Tuesday, August 28, 2007
Condon's Last Stand
A letter from the man himself, Dr. Edward U. Condon, June of 1967. Forty years, how quickly they pass.
Whatever comments I've made about the Colorado University UFO study and Dr. Condon, there is no denying his brilliance as a physicist with a colorful background and an enviable career -- and he certainly wasn't one to be force-fed government nonsense, as his history of government encounters indicates. By all accounts, he should have been a perfect choice to lead the UFO project. But how wrong, how horribly wrong, everything went as the project's months passed..
Those "very fine relations" with the organizations NICAP and APRO proclaimed by Condon in his letter deteriorated quickly -- particularly from NICAP's point of view, because their personnel worked a long and grueling period to provide the best UFO evidence NICAP had to offer. As it turned out, NICAP's efforts were mostly ignored by the project.
The South Hill, VA, incident of April, 1967, mentioned in the letter, in which UFO "landing marks" were evident, was briefly mentioned in the Colorado project's final report, but what amazed me most in Condon's letter was his apparent disregard for the profoundly important Socorro, NM (Office Lonnie Zamora) UFO landing case of April, 1964. The Socorro incident, impressive enough to influence Air Force UFO consultant Dr. J. Allen Hynek's opinion about UFOs, should have been a key component of any truly scientific investigation of Condon's era.
Several months before Condon's letter to me (in January, 1967, for one instance), the physicist was out on the lecture circuit making disparaging comments about the UFO phenomenon, obviously indicative of a scientist displaying a most unscientific attitude toward the subject he was charged to investigate.
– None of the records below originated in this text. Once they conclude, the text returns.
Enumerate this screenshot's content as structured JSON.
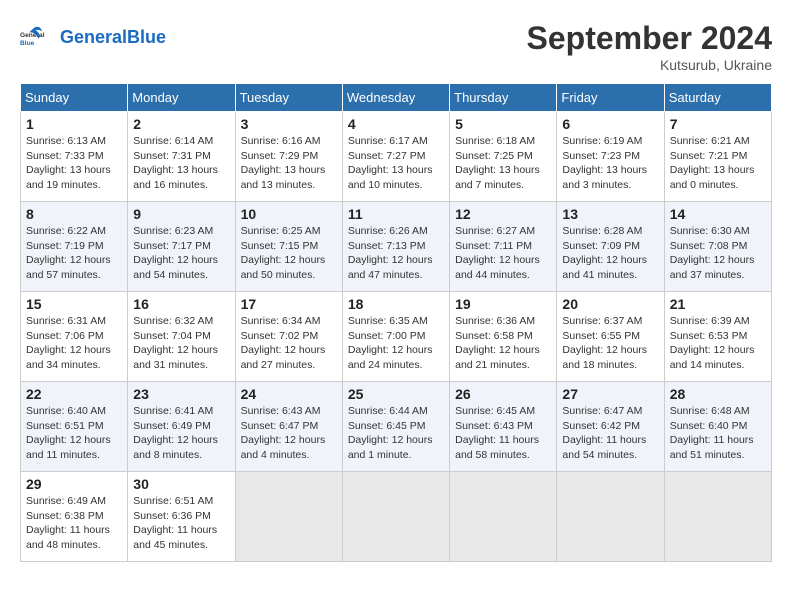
{
  "header": {
    "logo_general": "General",
    "logo_blue": "Blue",
    "month_title": "September 2024",
    "subtitle": "Kutsurub, Ukraine"
  },
  "weekdays": [
    "Sunday",
    "Monday",
    "Tuesday",
    "Wednesday",
    "Thursday",
    "Friday",
    "Saturday"
  ],
  "weeks": [
    [
      {
        "day": "1",
        "info": "Sunrise: 6:13 AM\nSunset: 7:33 PM\nDaylight: 13 hours and 19 minutes."
      },
      {
        "day": "2",
        "info": "Sunrise: 6:14 AM\nSunset: 7:31 PM\nDaylight: 13 hours and 16 minutes."
      },
      {
        "day": "3",
        "info": "Sunrise: 6:16 AM\nSunset: 7:29 PM\nDaylight: 13 hours and 13 minutes."
      },
      {
        "day": "4",
        "info": "Sunrise: 6:17 AM\nSunset: 7:27 PM\nDaylight: 13 hours and 10 minutes."
      },
      {
        "day": "5",
        "info": "Sunrise: 6:18 AM\nSunset: 7:25 PM\nDaylight: 13 hours and 7 minutes."
      },
      {
        "day": "6",
        "info": "Sunrise: 6:19 AM\nSunset: 7:23 PM\nDaylight: 13 hours and 3 minutes."
      },
      {
        "day": "7",
        "info": "Sunrise: 6:21 AM\nSunset: 7:21 PM\nDaylight: 13 hours and 0 minutes."
      }
    ],
    [
      {
        "day": "8",
        "info": "Sunrise: 6:22 AM\nSunset: 7:19 PM\nDaylight: 12 hours and 57 minutes."
      },
      {
        "day": "9",
        "info": "Sunrise: 6:23 AM\nSunset: 7:17 PM\nDaylight: 12 hours and 54 minutes."
      },
      {
        "day": "10",
        "info": "Sunrise: 6:25 AM\nSunset: 7:15 PM\nDaylight: 12 hours and 50 minutes."
      },
      {
        "day": "11",
        "info": "Sunrise: 6:26 AM\nSunset: 7:13 PM\nDaylight: 12 hours and 47 minutes."
      },
      {
        "day": "12",
        "info": "Sunrise: 6:27 AM\nSunset: 7:11 PM\nDaylight: 12 hours and 44 minutes."
      },
      {
        "day": "13",
        "info": "Sunrise: 6:28 AM\nSunset: 7:09 PM\nDaylight: 12 hours and 41 minutes."
      },
      {
        "day": "14",
        "info": "Sunrise: 6:30 AM\nSunset: 7:08 PM\nDaylight: 12 hours and 37 minutes."
      }
    ],
    [
      {
        "day": "15",
        "info": "Sunrise: 6:31 AM\nSunset: 7:06 PM\nDaylight: 12 hours and 34 minutes."
      },
      {
        "day": "16",
        "info": "Sunrise: 6:32 AM\nSunset: 7:04 PM\nDaylight: 12 hours and 31 minutes."
      },
      {
        "day": "17",
        "info": "Sunrise: 6:34 AM\nSunset: 7:02 PM\nDaylight: 12 hours and 27 minutes."
      },
      {
        "day": "18",
        "info": "Sunrise: 6:35 AM\nSunset: 7:00 PM\nDaylight: 12 hours and 24 minutes."
      },
      {
        "day": "19",
        "info": "Sunrise: 6:36 AM\nSunset: 6:58 PM\nDaylight: 12 hours and 21 minutes."
      },
      {
        "day": "20",
        "info": "Sunrise: 6:37 AM\nSunset: 6:55 PM\nDaylight: 12 hours and 18 minutes."
      },
      {
        "day": "21",
        "info": "Sunrise: 6:39 AM\nSunset: 6:53 PM\nDaylight: 12 hours and 14 minutes."
      }
    ],
    [
      {
        "day": "22",
        "info": "Sunrise: 6:40 AM\nSunset: 6:51 PM\nDaylight: 12 hours and 11 minutes."
      },
      {
        "day": "23",
        "info": "Sunrise: 6:41 AM\nSunset: 6:49 PM\nDaylight: 12 hours and 8 minutes."
      },
      {
        "day": "24",
        "info": "Sunrise: 6:43 AM\nSunset: 6:47 PM\nDaylight: 12 hours and 4 minutes."
      },
      {
        "day": "25",
        "info": "Sunrise: 6:44 AM\nSunset: 6:45 PM\nDaylight: 12 hours and 1 minute."
      },
      {
        "day": "26",
        "info": "Sunrise: 6:45 AM\nSunset: 6:43 PM\nDaylight: 11 hours and 58 minutes."
      },
      {
        "day": "27",
        "info": "Sunrise: 6:47 AM\nSunset: 6:42 PM\nDaylight: 11 hours and 54 minutes."
      },
      {
        "day": "28",
        "info": "Sunrise: 6:48 AM\nSunset: 6:40 PM\nDaylight: 11 hours and 51 minutes."
      }
    ],
    [
      {
        "day": "29",
        "info": "Sunrise: 6:49 AM\nSunset: 6:38 PM\nDaylight: 11 hours and 48 minutes."
      },
      {
        "day": "30",
        "info": "Sunrise: 6:51 AM\nSunset: 6:36 PM\nDaylight: 11 hours and 45 minutes."
      },
      null,
      null,
      null,
      null,
      null
    ]
  ]
}
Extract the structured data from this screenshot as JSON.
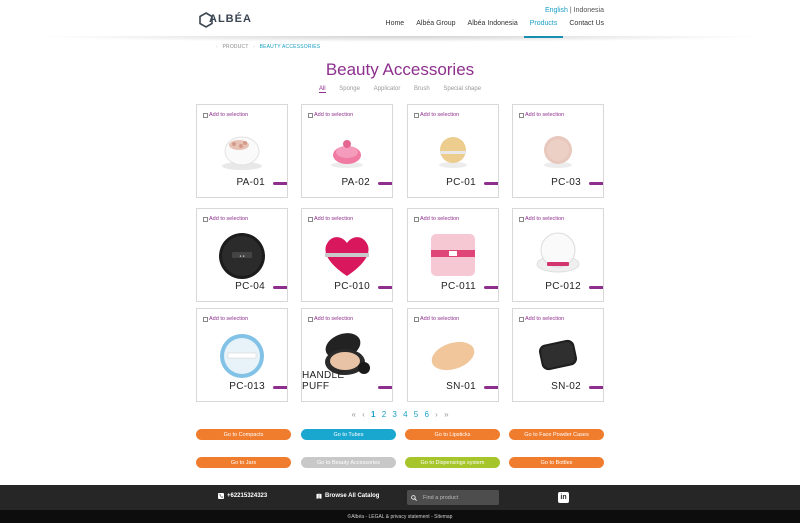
{
  "header": {
    "logo_text": "ALBÉA",
    "lang_english": "English",
    "lang_separator": "|",
    "lang_indonesia": "Indonesia",
    "nav": [
      {
        "label": "Home"
      },
      {
        "label": "Albéa Group"
      },
      {
        "label": "Albéa Indonesia"
      },
      {
        "label": "Products"
      },
      {
        "label": "Contact Us"
      }
    ]
  },
  "breadcrumb": {
    "root": "PRODUCT",
    "current": "BEAUTY ACCESSORIES"
  },
  "page_title": "Beauty Accessories",
  "filters": [
    {
      "label": "All"
    },
    {
      "label": "Sponge"
    },
    {
      "label": "Applicator"
    },
    {
      "label": "Brush"
    },
    {
      "label": "Special shape"
    }
  ],
  "add_label": "Add to selection",
  "products": [
    {
      "code": "PA-01"
    },
    {
      "code": "PA-02"
    },
    {
      "code": "PC-01"
    },
    {
      "code": "PC-03"
    },
    {
      "code": "PC-04"
    },
    {
      "code": "PC-010"
    },
    {
      "code": "PC-011"
    },
    {
      "code": "PC-012"
    },
    {
      "code": "PC-013"
    },
    {
      "code": "HANDLE PUFF"
    },
    {
      "code": "SN-01"
    },
    {
      "code": "SN-02"
    }
  ],
  "pagination": {
    "first": "«",
    "prev": "‹",
    "pages": [
      "1",
      "2",
      "3",
      "4",
      "5",
      "6"
    ],
    "next": "›",
    "last": "»",
    "current_page": "1"
  },
  "category_buttons": [
    {
      "label": "Go to Compacts",
      "color": "#f07c2e"
    },
    {
      "label": "Go to Tubes",
      "color": "#1aa7cf"
    },
    {
      "label": "Go to Lipsticks",
      "color": "#f07c2e"
    },
    {
      "label": "Go to Face Powder Cases",
      "color": "#f07c2e"
    },
    {
      "label": "Go to Jars",
      "color": "#f07c2e"
    },
    {
      "label": "Go to Beauty Accessories",
      "color": "#c8c8c8"
    },
    {
      "label": "Go to Dispensings system",
      "color": "#a5c52a"
    },
    {
      "label": "Go to Bottles",
      "color": "#f07c2e"
    }
  ],
  "footer": {
    "phone": "+62215324323",
    "catalog": "Browse All Catalog",
    "search_placeholder": "Find a product",
    "linkedin": "in",
    "legal": "©Albéa - LEGAL & privacy statement - Sitemap"
  },
  "colors": {
    "accent": "#8e2f8e",
    "link": "#1a9fc4",
    "footer": "#262626"
  }
}
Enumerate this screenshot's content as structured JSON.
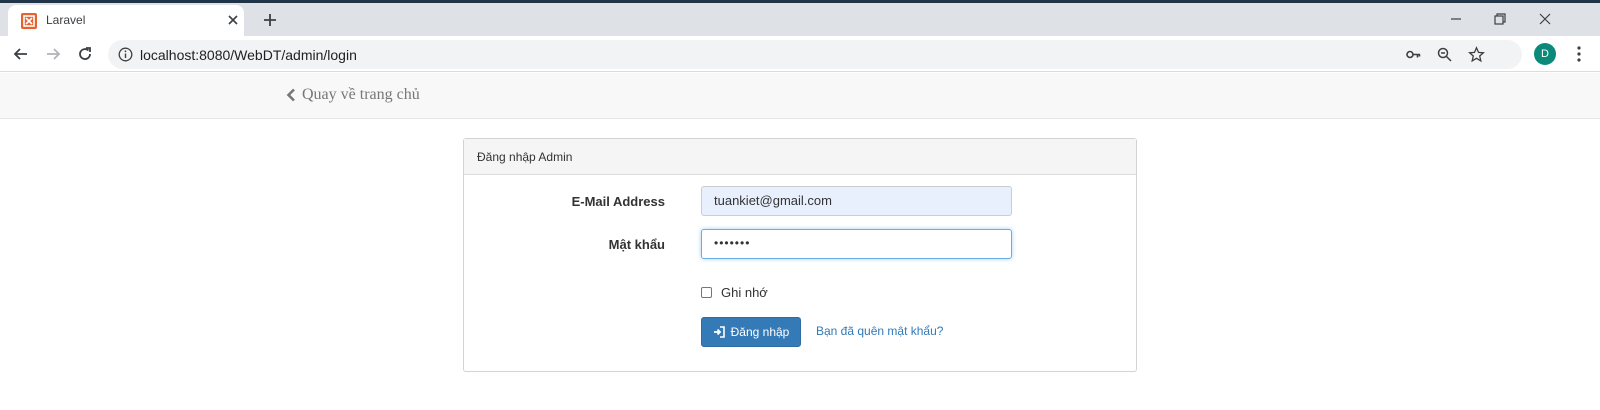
{
  "browser": {
    "tab_title": "Laravel",
    "url": "localhost:8080/WebDT/admin/login",
    "avatar_letter": "D"
  },
  "subnav": {
    "back_label": "Quay về trang chủ"
  },
  "login_panel": {
    "heading": "Đăng nhập Admin",
    "email_label": "E-Mail Address",
    "email_value": "tuankiet@gmail.com",
    "password_label": "Mật khẩu",
    "password_masked": "•••••••",
    "remember_label": "Ghi nhớ",
    "submit_label": "Đăng nhập",
    "forgot_label": "Bạn đã quên mật khẩu?"
  },
  "colors": {
    "primary": "#337ab7",
    "avatar": "#0b8a7c",
    "favicon": "#e8612c"
  }
}
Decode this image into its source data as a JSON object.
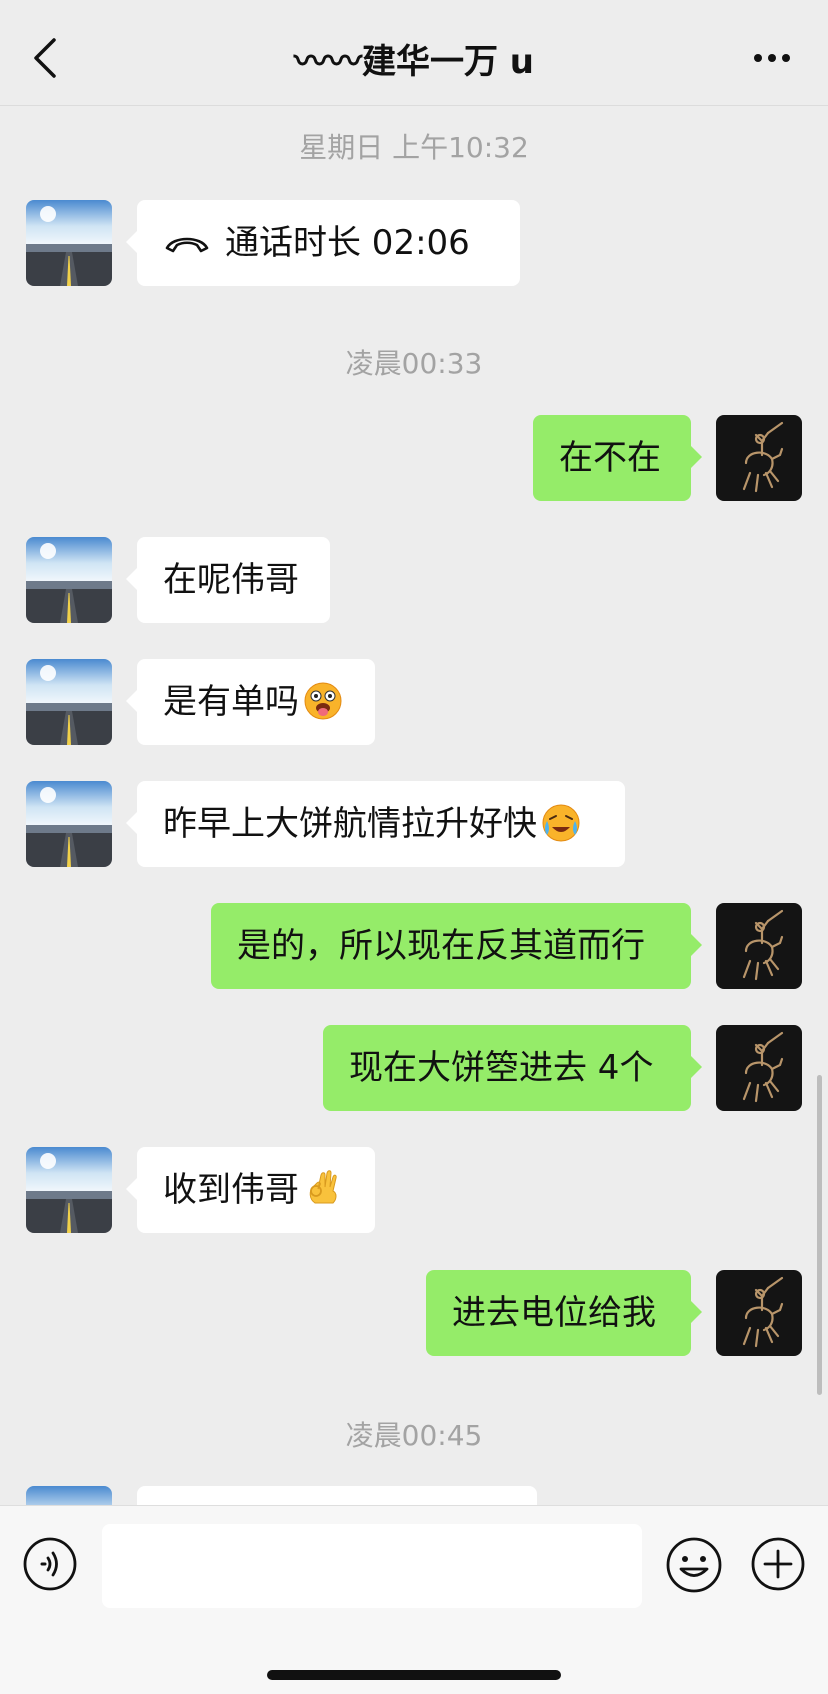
{
  "header": {
    "title": "〰〰建华一万 u"
  },
  "messages": {
    "ts1": "星期日 上午10:32",
    "call_text": "通话时长 02:06",
    "ts2": "凌晨00:33",
    "m1": "在不在",
    "m2": "在呢伟哥",
    "m3": "是有单吗",
    "m4": "昨早上大饼航情拉升好快",
    "m5": "是的，所以现在反其道而行",
    "m6": "现在大饼箜进去 4个",
    "m7": "收到伟哥",
    "m8": "进去电位给我",
    "ts3": "凌晨00:45"
  },
  "input": {
    "placeholder": ""
  },
  "colors": {
    "background": "#ededed",
    "sent_bubble": "#95ec69",
    "received_bubble": "#ffffff",
    "timestamp": "#a3a3a3"
  },
  "icons": {
    "back": "chevron-left-icon",
    "more": "more-dots-icon",
    "call": "phone-hangup-icon",
    "voice": "voice-icon",
    "emoji": "smiley-icon",
    "plus": "plus-icon"
  }
}
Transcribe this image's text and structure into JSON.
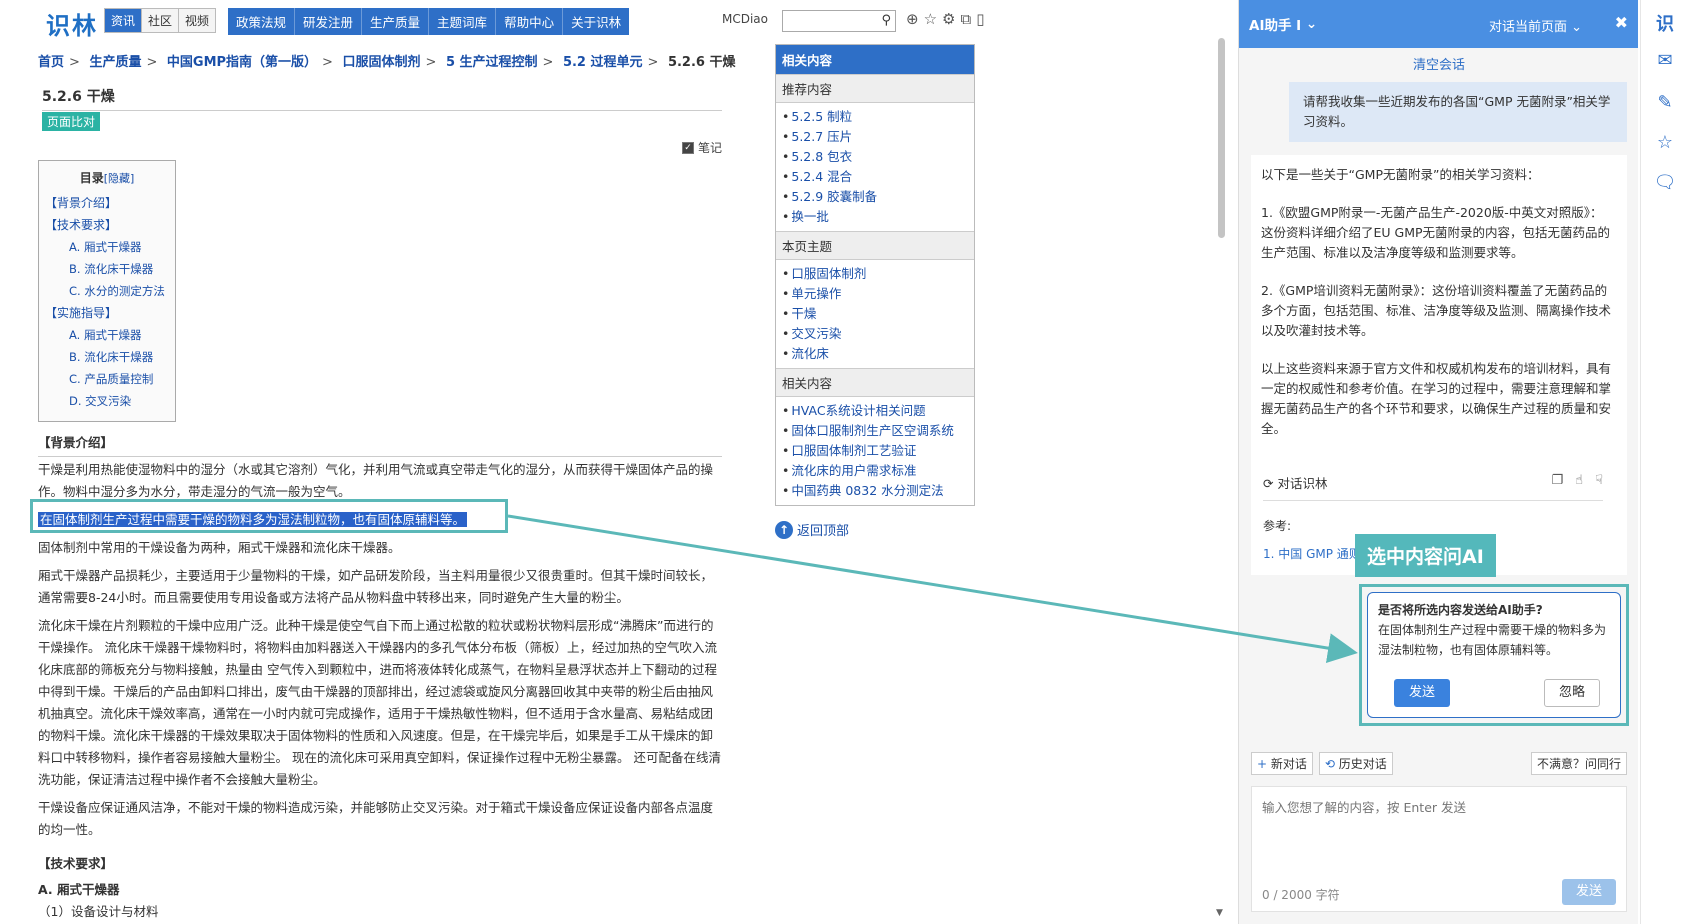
{
  "site": {
    "logo": "识林",
    "subnav": [
      "资讯",
      "社区",
      "视频"
    ],
    "mainnav": [
      "政策法规",
      "研发注册",
      "生产质量",
      "主题词库",
      "帮助中心",
      "关于识林"
    ],
    "username": "MCDiao",
    "search_placeholder": "",
    "icons": [
      "zoom-icon",
      "star-icon",
      "gear-icon",
      "share-icon",
      "mobile-icon"
    ]
  },
  "breadcrumb": [
    "首页",
    "生产质量",
    "中国GMP指南（第一版）",
    "口服固体制剂",
    "5 生产过程控制",
    "5.2 过程单元",
    "5.2.6 干燥"
  ],
  "page": {
    "title": "5.2.6 干燥",
    "compare_label": "页面比对",
    "note_label": "笔记"
  },
  "toc": {
    "title": "目录",
    "hide": "[隐藏]",
    "items": [
      {
        "level": 1,
        "label": "【背景介绍】"
      },
      {
        "level": 1,
        "label": "【技术要求】"
      },
      {
        "level": 2,
        "label": "A. 厢式干燥器"
      },
      {
        "level": 2,
        "label": "B. 流化床干燥器"
      },
      {
        "level": 2,
        "label": "C. 水分的测定方法"
      },
      {
        "level": 1,
        "label": "【实施指导】"
      },
      {
        "level": 2,
        "label": "A. 厢式干燥器"
      },
      {
        "level": 2,
        "label": "B. 流化床干燥器"
      },
      {
        "level": 2,
        "label": "C. 产品质量控制"
      },
      {
        "level": 2,
        "label": "D. 交叉污染"
      }
    ]
  },
  "article": {
    "bg_heading": "【背景介绍】",
    "p1": "干燥是利用热能使湿物料中的湿分（水或其它溶剂）气化，并利用气流或真空带走气化的湿分，从而获得干燥固体产品的操作。物料中湿分多为水分，带走湿分的气流一般为空气。",
    "p2_selected": "在固体制剂生产过程中需要干燥的物料多为湿法制粒物，也有固体原辅料等。",
    "p3": "固体制剂中常用的干燥设备为两种，厢式干燥器和流化床干燥器。",
    "p4": "厢式干燥器产品损耗少，主要适用于少量物料的干燥，如产品研发阶段，当主料用量很少又很贵重时。但其干燥时间较长，通常需要8-24小时。而且需要使用专用设备或方法将产品从物料盘中转移出来，同时避免产生大量的粉尘。",
    "p5": "流化床干燥在片剂颗粒的干燥中应用广泛。此种干燥是使空气自下而上通过松散的粒状或粉状物料层形成“沸腾床”而进行的干燥操作。 流化床干燥器干燥物料时，将物料由加料器送入干燥器内的多孔气体分布板（筛板）上，经过加热的空气吹入流化床底部的筛板充分与物料接触，热量由 空气传入到颗粒中，进而将液体转化成蒸气，在物料呈悬浮状态并上下翻动的过程中得到干燥。干燥后的产品由卸料口排出，废气由干燥器的顶部排出，经过滤袋或旋风分离器回收其中夹带的粉尘后由抽风机抽真空。流化床干燥效率高，通常在一小时内就可完成操作，适用于干燥热敏性物料，但不适用于含水量高、易粘结成团的物料干燥。流化床干燥器的干燥效果取决于固体物料的性质和入风速度。但是，在干燥完毕后，如果是手工从干燥床的卸料口中转移物料，操作者容易接触大量粉尘。 现在的流化床可采用真空卸料，保证操作过程中无粉尘暴露。 还可配备在线清洗功能，保证清洁过程中操作者不会接触大量粉尘。",
    "p6": "干燥设备应保证通风洁净，不能对干燥的物料造成污染，并能够防止交叉污染。对于箱式干燥设备应保证设备内部各点温度的均一性。",
    "tech_heading": "【技术要求】",
    "sub_a": "A. 厢式干燥器",
    "sub_a1": "（1）设备设计与材料"
  },
  "related": {
    "header": "相关内容",
    "sections": [
      {
        "title": "推荐内容",
        "items": [
          "5.2.5 制粒",
          "5.2.7 压片",
          "5.2.8 包衣",
          "5.2.4 混合",
          "5.2.9 胶囊制备",
          "换一批"
        ]
      },
      {
        "title": "本页主题",
        "items": [
          "口服固体制剂",
          "单元操作",
          "干燥",
          "交叉污染",
          "流化床"
        ]
      },
      {
        "title": "相关内容",
        "items": [
          "HVAC系统设计相关问题",
          "固体口服制剂生产区空调系统",
          "口服固体制剂工艺验证",
          "流化床的用户需求标准",
          "中国药典 0832 水分测定法"
        ]
      }
    ],
    "back_top": "返回顶部"
  },
  "ai": {
    "title": "AI助手 I",
    "scope": "对话当前页面",
    "clear": "清空会话",
    "user_msg": "请帮我收集一些近期发布的各国“GMP 无菌附录”相关学习资料。",
    "answer": [
      "以下是一些关于“GMP无菌附录”的相关学习资料：",
      "1.《欧盟GMP附录一-无菌产品生产-2020版-中英文对照版》： 这份资料详细介绍了EU GMP无菌附录的内容，包括无菌药品的生产范围、标准以及洁净度等级和监测要求等。",
      "2.《GMP培训资料无菌附录》：这份培训资料覆盖了无菌药品的多个方面，包括范围、标准、洁净度等级及监测、隔离操作技术以及吹灌封技术等。",
      "以上这些资料来源于官方文件和权威机构发布的培训材料，具有一定的权威性和参考价值。在学习的过程中，需要注意理解和掌握无菌药品生产的各个环节和要求，以确保生产过程的质量和安全。"
    ],
    "chat_shilin": "对话识林",
    "ref_label": "参考:",
    "ref_item": "1. 中国 GMP 通则",
    "ask_label": "选中内容问AI",
    "confirm_q": "是否将所选内容发送给AI助手?",
    "confirm_text": "在固体制剂生产过程中需要干燥的物料多为湿法制粒物，也有固体原辅料等。",
    "send": "发送",
    "ignore": "忽略",
    "new_chat": "新对话",
    "history": "历史对话",
    "ask_peer": "不满意？问同行",
    "input_placeholder": "输入您想了解的内容，按 Enter 发送",
    "counter": "0 / 2000 字符",
    "send2": "发送"
  },
  "right_bar": {
    "logo": "识",
    "icons": [
      "mail-icon",
      "edit-icon",
      "star-icon",
      "comment-icon"
    ]
  }
}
We, the public, expected more and deserved more, for nobody twisted Dr. Condon's arm to make him research the UFO issue with taxpayer funding.
After the Colorado study report's release, Condon continued attempts to convince fellow scientists not to take a positive stand on the UFO issue. Fortunately, a substantial number of his colleagues were familiar enough with the evidence to ignore him, but despite Colorado University's sloppy and overwhelming negatively inflated conclusions, damage to the public mind had been accomplished and the usual members of the press in large part swallowed everything spoon-fed to them by the government, which was more than pleased to trumpet the Colorado report -- this, the crowbar that finally succeeded in prying the UFO monkey off the Air Force's back. UFOs were no more. UFOs were nothing special. And, oh, by the way, what about the evidence? The evidence be damned. Who cares about the evidence? After all, Colorado said. . . Colorado said. . . Colorado said. . .